▶ Task statement
Every entry should be returned unchanged, with the pictures omitted.

Data for review Block Start

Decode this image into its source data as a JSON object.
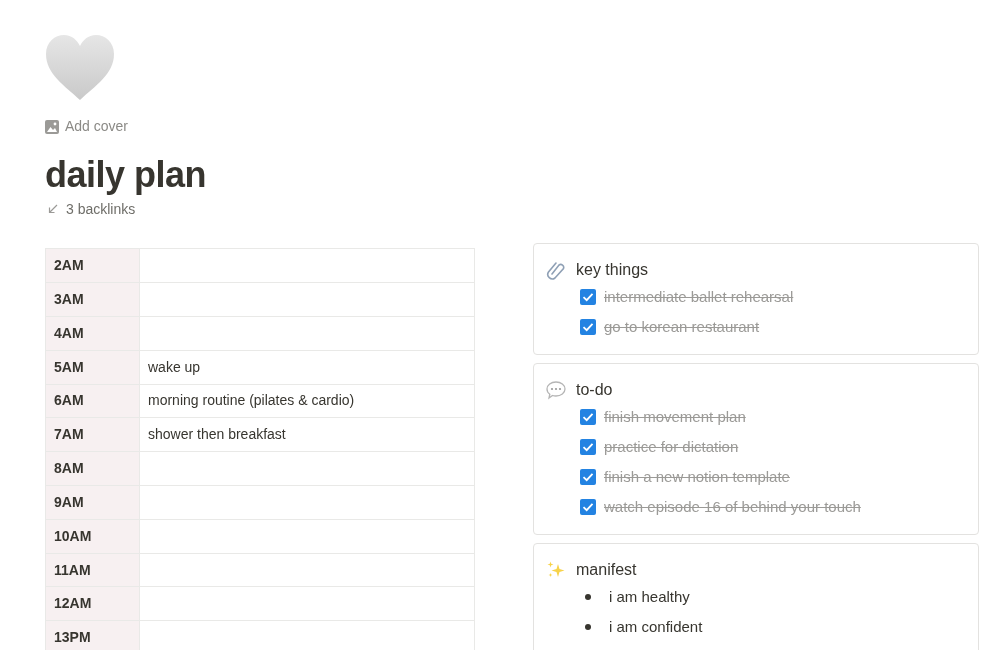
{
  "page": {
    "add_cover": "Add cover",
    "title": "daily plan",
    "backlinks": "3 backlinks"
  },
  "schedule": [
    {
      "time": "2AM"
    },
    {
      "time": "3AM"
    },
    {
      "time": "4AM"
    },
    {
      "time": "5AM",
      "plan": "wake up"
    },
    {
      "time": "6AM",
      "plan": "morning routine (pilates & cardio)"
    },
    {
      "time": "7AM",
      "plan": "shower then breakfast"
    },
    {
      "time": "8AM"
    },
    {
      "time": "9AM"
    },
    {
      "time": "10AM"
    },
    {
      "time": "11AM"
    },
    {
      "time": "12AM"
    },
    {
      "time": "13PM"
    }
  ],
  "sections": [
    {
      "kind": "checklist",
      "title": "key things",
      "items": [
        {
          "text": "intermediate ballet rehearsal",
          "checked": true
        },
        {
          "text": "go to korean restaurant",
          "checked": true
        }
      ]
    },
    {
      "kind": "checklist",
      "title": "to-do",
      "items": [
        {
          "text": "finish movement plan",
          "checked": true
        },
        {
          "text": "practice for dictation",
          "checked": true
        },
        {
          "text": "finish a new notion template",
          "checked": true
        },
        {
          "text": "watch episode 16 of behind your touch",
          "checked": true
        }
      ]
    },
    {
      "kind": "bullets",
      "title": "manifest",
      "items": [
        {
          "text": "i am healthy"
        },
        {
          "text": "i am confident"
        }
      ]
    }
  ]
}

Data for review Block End

▶ Expected answer
Decode this image into its source data as a JSON object.
{
  "page": {
    "add_cover": "Add cover",
    "title": "daily plan",
    "backlinks": "3 backlinks"
  },
  "schedule": [
    {
      "time": "2AM"
    },
    {
      "time": "3AM"
    },
    {
      "time": "4AM"
    },
    {
      "time": "5AM",
      "plan": "wake up"
    },
    {
      "time": "6AM",
      "plan": "morning routine (pilates & cardio)"
    },
    {
      "time": "7AM",
      "plan": "shower then breakfast"
    },
    {
      "time": "8AM"
    },
    {
      "time": "9AM"
    },
    {
      "time": "10AM"
    },
    {
      "time": "11AM"
    },
    {
      "time": "12AM"
    },
    {
      "time": "13PM"
    }
  ],
  "sections": [
    {
      "kind": "checklist",
      "title": "key things",
      "items": [
        {
          "text": "intermediate ballet rehearsal",
          "checked": true
        },
        {
          "text": "go to korean restaurant",
          "checked": true
        }
      ]
    },
    {
      "kind": "checklist",
      "title": "to-do",
      "items": [
        {
          "text": "finish movement plan",
          "checked": true
        },
        {
          "text": "practice for dictation",
          "checked": true
        },
        {
          "text": "finish a new notion template",
          "checked": true
        },
        {
          "text": "watch episode 16 of behind your touch",
          "checked": true
        }
      ]
    },
    {
      "kind": "bullets",
      "title": "manifest",
      "items": [
        {
          "text": "i am healthy"
        },
        {
          "text": "i am confident"
        }
      ]
    }
  ]
}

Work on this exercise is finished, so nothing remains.